--- START ---

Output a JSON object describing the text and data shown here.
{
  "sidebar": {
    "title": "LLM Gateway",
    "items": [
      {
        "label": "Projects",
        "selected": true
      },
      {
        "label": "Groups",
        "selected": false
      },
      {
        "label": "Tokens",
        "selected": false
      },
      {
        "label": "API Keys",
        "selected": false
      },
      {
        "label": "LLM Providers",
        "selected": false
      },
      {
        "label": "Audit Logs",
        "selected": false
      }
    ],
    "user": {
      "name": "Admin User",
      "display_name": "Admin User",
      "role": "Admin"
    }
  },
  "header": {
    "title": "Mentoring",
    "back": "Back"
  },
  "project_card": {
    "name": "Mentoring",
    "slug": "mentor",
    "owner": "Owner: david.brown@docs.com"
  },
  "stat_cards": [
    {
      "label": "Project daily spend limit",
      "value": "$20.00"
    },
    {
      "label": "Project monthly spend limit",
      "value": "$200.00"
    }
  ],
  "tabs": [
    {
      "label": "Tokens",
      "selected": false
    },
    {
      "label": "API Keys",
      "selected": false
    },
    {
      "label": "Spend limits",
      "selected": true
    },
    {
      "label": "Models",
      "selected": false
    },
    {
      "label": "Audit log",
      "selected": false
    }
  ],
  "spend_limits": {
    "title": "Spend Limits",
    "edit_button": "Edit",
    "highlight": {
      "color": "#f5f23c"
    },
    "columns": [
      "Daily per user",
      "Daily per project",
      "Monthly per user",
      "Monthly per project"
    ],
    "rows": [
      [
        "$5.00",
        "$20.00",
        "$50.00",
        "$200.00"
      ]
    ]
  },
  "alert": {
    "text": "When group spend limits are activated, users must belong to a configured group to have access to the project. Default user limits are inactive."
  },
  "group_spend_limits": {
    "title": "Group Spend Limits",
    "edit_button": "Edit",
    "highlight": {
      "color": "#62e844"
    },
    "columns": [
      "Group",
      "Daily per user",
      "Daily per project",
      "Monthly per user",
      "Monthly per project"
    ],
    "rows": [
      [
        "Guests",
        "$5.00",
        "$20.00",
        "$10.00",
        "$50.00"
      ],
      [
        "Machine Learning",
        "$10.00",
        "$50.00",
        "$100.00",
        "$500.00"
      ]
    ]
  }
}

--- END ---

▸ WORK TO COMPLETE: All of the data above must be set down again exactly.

▸ WRITTEN REPLY:
Output a JSON object describing the text and data shown here.
{
  "sidebar": {
    "title": "LLM Gateway",
    "items": [
      {
        "label": "Projects",
        "selected": true
      },
      {
        "label": "Groups",
        "selected": false
      },
      {
        "label": "Tokens",
        "selected": false
      },
      {
        "label": "API Keys",
        "selected": false
      },
      {
        "label": "LLM Providers",
        "selected": false
      },
      {
        "label": "Audit Logs",
        "selected": false
      }
    ],
    "user": {
      "name": "Admin User",
      "display_name": "Admin User",
      "role": "Admin"
    }
  },
  "header": {
    "title": "Mentoring",
    "back": "Back"
  },
  "project_card": {
    "name": "Mentoring",
    "slug": "mentor",
    "owner": "Owner: david.brown@docs.com"
  },
  "stat_cards": [
    {
      "label": "Project daily spend limit",
      "value": "$20.00"
    },
    {
      "label": "Project monthly spend limit",
      "value": "$200.00"
    }
  ],
  "tabs": [
    {
      "label": "Tokens",
      "selected": false
    },
    {
      "label": "API Keys",
      "selected": false
    },
    {
      "label": "Spend limits",
      "selected": true
    },
    {
      "label": "Models",
      "selected": false
    },
    {
      "label": "Audit log",
      "selected": false
    }
  ],
  "spend_limits": {
    "title": "Spend Limits",
    "edit_button": "Edit",
    "highlight": {
      "color": "#f5f23c"
    },
    "columns": [
      "Daily per user",
      "Daily per project",
      "Monthly per user",
      "Monthly per project"
    ],
    "rows": [
      [
        "$5.00",
        "$20.00",
        "$50.00",
        "$200.00"
      ]
    ]
  },
  "alert": {
    "text": "When group spend limits are activated, users must belong to a configured group to have access to the project. Default user limits are inactive."
  },
  "group_spend_limits": {
    "title": "Group Spend Limits",
    "edit_button": "Edit",
    "highlight": {
      "color": "#62e844"
    },
    "columns": [
      "Group",
      "Daily per user",
      "Daily per project",
      "Monthly per user",
      "Monthly per project"
    ],
    "rows": [
      [
        "Guests",
        "$5.00",
        "$20.00",
        "$10.00",
        "$50.00"
      ],
      [
        "Machine Learning",
        "$10.00",
        "$50.00",
        "$100.00",
        "$500.00"
      ]
    ]
  }
}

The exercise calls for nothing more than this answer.